As for USB, the K-01 and K-03 remain the best such DACs I have ever heard. When playing the infectious title track from Wilco’s latest, The Whole Love, a 96/24 download from HDtracks, the Esoteric delivers its trademark drive, detail, and clarity without edge. Jeff Tweedy’s voice sounds uncannily realistic. Even more difficult for USB, strings are sweet and aural fatigue, no matter how many repeat plays, is non-existent. Listening to this song through the K-01 and an appropriate USB cable is every bit the joyous experience it is meant to be. This is USB not only at its best, but sounding as good as any other digital source. That’s a milestone achievement.
A Remarkable Linestage
Whenever I switch from my Goldmund linestage to any linestage buried within a DAC, I expect the drop-off to be precipitous. This has been the pattern since day one. So I was surprised when I encountered a DAC-based linestage, Esoteric’s own D-07X, that performed quite respectably. But the K-01 is another matter entirely. Esoteric put great thought—and backed it up with topquality circuitry—into this player’s linestage. The volume control is digital, which normally exacts a resolution toll at lower levels. However, in this case the control has a bit-depth of 32, allowing it operate at high attenutation without the usual compromises. Too, Esoteric blessed the K-01 with a fully balanced, fully buffered analog output stage. As a result, the K-01 comes closer—much closer—to my reference linestage than any DAC before it.
Take the Jimmy Cobb SACD. Both linestages deliver the same stellar dynamics, tight timing, and virtually identical midrange tonality. On the surface, the differences seem pretty minimal. But, of course, you do give up something by not spending $25k on a separate component. The K-01’s bottom end is not as fully fleshed out as it could be, transients are ever so slightly dulled, and the upper reaches do not have quite enough extension to convey air, a large soundspace, or details like the shimmer of a cymbal. You could live with this linestage, and it soundly trounces every other such unit I have heard, but personally I would not want to sacrifice even a smidgen of what the K-01 does as a source.

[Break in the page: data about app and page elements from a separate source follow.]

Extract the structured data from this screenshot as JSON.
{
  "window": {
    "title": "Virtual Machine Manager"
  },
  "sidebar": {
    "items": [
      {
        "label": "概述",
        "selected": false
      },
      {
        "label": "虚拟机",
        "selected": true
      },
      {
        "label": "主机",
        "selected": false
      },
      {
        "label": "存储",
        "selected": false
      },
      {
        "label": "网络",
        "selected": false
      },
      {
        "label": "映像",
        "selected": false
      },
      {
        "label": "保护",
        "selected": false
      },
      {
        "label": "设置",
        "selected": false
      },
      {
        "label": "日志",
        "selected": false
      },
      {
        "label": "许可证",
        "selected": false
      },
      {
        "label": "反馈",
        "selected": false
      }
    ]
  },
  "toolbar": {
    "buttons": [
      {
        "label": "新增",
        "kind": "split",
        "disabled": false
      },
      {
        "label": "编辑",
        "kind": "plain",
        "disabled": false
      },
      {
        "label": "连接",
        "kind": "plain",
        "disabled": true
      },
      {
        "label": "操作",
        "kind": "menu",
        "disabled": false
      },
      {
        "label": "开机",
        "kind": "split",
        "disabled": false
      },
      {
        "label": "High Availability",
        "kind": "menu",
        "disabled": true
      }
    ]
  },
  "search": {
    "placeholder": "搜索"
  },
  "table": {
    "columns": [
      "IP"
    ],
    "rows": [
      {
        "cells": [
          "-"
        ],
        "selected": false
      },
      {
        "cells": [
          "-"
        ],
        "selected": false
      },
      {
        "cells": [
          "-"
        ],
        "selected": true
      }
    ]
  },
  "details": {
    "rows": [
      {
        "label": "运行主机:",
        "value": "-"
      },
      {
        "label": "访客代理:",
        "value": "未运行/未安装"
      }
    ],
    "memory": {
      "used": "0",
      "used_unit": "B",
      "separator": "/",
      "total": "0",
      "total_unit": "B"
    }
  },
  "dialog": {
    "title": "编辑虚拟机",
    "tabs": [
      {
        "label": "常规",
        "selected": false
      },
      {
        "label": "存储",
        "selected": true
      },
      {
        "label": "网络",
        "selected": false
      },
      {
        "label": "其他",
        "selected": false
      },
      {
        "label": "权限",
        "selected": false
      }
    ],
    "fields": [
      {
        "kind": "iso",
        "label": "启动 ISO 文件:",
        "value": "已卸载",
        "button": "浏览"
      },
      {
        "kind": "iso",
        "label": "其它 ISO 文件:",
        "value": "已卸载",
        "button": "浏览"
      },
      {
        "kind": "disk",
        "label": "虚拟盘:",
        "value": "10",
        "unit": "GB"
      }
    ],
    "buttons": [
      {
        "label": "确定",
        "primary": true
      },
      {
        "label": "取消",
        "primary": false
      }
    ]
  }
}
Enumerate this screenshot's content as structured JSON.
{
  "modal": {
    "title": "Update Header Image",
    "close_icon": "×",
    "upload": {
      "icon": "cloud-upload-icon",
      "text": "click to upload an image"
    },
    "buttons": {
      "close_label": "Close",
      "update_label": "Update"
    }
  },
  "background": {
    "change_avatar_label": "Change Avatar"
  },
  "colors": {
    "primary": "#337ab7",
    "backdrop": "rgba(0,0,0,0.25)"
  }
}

$19,500 isn’t chump change, but how often does such a sum purchase three reference-level components? The K-01 delivers benchmark performance as a CD player, an SACD player, and a DAC for both S/PDIF and USB sources—all packaged in a flawlessly operating, elegantly hewn chassis. Its linestage, too, is a standout among DAC-based units. However, I suspect those looking at twenty-grand sources already have a more than satisfactory linestage. What they likely do not have is a CD player that sounds this good, an SACD player that sounds this good, a DAC that sounds this good, and a way to play USB audio that sounds this good. If I could choose just one source component for my system, the Esoteric K-01 would be it. Maybe the distributor will let me hang onto it for a spell.
SPECS & PRICING
Formats: CD, SACD
Outputs: stereo balanced analog, stereo balanced single-ended
Inputs: Coax, Toslink, USB, word clock
Maximum digital resolution:192/24
Dimensions: 17″ x 6 3/8″ x 13″
Weight: 68 3/8 lbs.
7733 Telegraph Road
Montebello, CA 90640
Goldmund Mimesis 36 digital transport, dCS Debussy DAC, Bryston BDA-1 DAC, HP Latitude (Windows 7) PC, Goldmund Mimesis 22 Preamplifier, Goldmund Mimesis 29.4 Power Amplifiers, Metaphor Acoustics 1 Speakers, Empirical Design cables and power cords, Wireworld Platinum Starlight USB cable, Goldmund cones
By Alan Taffel
I can thank my parents for introducing me to both good music and good sound at an early age. Their extensive classical music collection, played through an enviable system, continually filled our house. When I was two, my parents gave me one of those all-in-one changers, which I played to death.More articles from this editor